To maintain the desired texture in baked goods, you can use fruit purees in place of some of the fat-applesauce, prune puree, and mashed bananas. To make up for the tenderness contributed by fat that you replace in an original baked goods recipe, sometimes using cake flour in place of unbleached all-purpose flour will help, but cake flour absorbs less moisture than all-purpose flour so the amount of liquid used will need adjusting. To substitute cake flour for all-purpose flour, use 1 cup plus 2 tablespoons (140 g) cake flour for each cup (140 g) all-purpose.

Now that you’ve learned some new lower-fat cooking techniques, it’s time to get into the kitchen and enjoy a lighter holiday.Yogurt Cheese

(makes about 1 cup)

Not really a true cheese, yogurt cheese is merely thickened yogurt with the whey drained away. It’s a staple in our refrigerators since it makes a wonderful substitute for fresh cheeses, such as cream cheese. Yogurt cheese is used throughout the Mediterranean as a spread for breakfast breads.

When you add minced fresh herbs, you get a great low-fat substitute for French Boursin cheese. You can buy a yogurt cheese drainer at a specialty cookware shop, or we find that a coffee filter or a double thickness of cheesecloth inside a fine sieve works just as well.

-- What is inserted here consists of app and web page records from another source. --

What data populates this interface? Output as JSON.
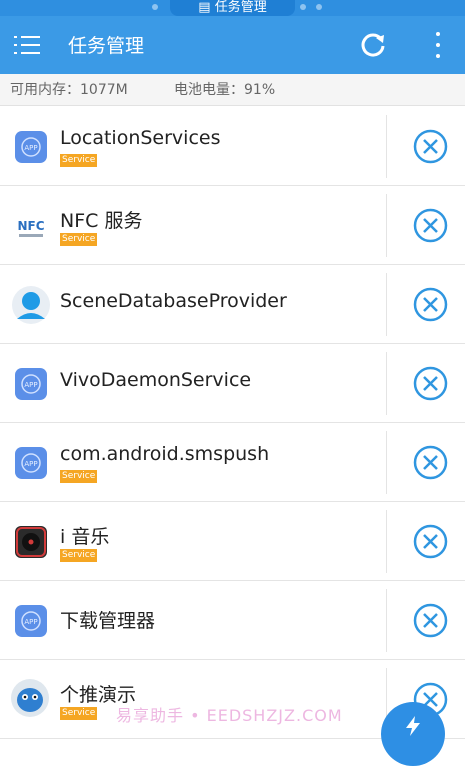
{
  "status_strip": {
    "title": "任务管理"
  },
  "header": {
    "title": "任务管理"
  },
  "info": {
    "memory": "可用内存：1077M",
    "battery": "电池电量：91%"
  },
  "tasks": [
    {
      "name": "LocationServices",
      "badge": "Service",
      "icon": "app-default-icon"
    },
    {
      "name": "NFC 服务",
      "badge": "Service",
      "icon": "nfc-icon"
    },
    {
      "name": "SceneDatabaseProvider",
      "badge": "",
      "icon": "avatar-person-icon"
    },
    {
      "name": "VivoDaemonService",
      "badge": "",
      "icon": "app-default-icon"
    },
    {
      "name": "com.android.smspush",
      "badge": "Service",
      "icon": "app-default-icon"
    },
    {
      "name": "i 音乐",
      "badge": "Service",
      "icon": "music-player-icon"
    },
    {
      "name": "下载管理器",
      "badge": "",
      "icon": "app-default-icon"
    },
    {
      "name": "个推演示",
      "badge": "Service",
      "icon": "mascot-icon"
    }
  ],
  "watermark": "易享助手 • EEDSHZJZ.COM",
  "colors": {
    "primary": "#3b9ae6",
    "badge": "#f5a623",
    "close": "#2f96e0"
  }
}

You’ll want to experiment with different brands of yogurt until you find one that pleases you. Be sure that the yogurt you use does not contain any added gelatin or other thickener. The following recipe is reprinted from our cookbooks: The Joslin Diabetes Gourmet Cookbook (Bantam Books) and The Joslin Diabetes Quick and Easy Cookbook (Fireside: Simon & Schuster).

2 cups plain low fat or nonfat yogurt

  1. Line a sieve with a coffee filter or cheesecloth. Suspend the sieve over a deep bowl. Place the yogurt in the filter and refrigerate for several hours or overnight to allow the whey to drain out. When the yogurt has the consistency of a soft cream cheese, scrape the yogurt away from the filter and transfer it to a plastic container.
  2. Discard the liquid in the bowl and refrigerate the yogurt cheese. Use within 1 week, discarding any accumulated liquid before using.
Per 1 tablespoon (15 ml) serving made with low fat yogurt:12 calories (19% calories from fat), 1 g protein, <1 g total fat (0.1 g saturated fat), 1 g carbohydrates, 0 dietary fiber, 1 mg cholesterol, 10 mg sodium
Diabetic exchanges:FREE
Per 1 tablespoon (15 ml) serving made with nonfat yogurt:11 calories (2% calories from fat), 2g protein, 0 total fat (0 saturated fat), 1 g carbohydrates, 0 dietary fiber, 0 cholesterol, 10 mg sodium
Diabetic exchanges:FREE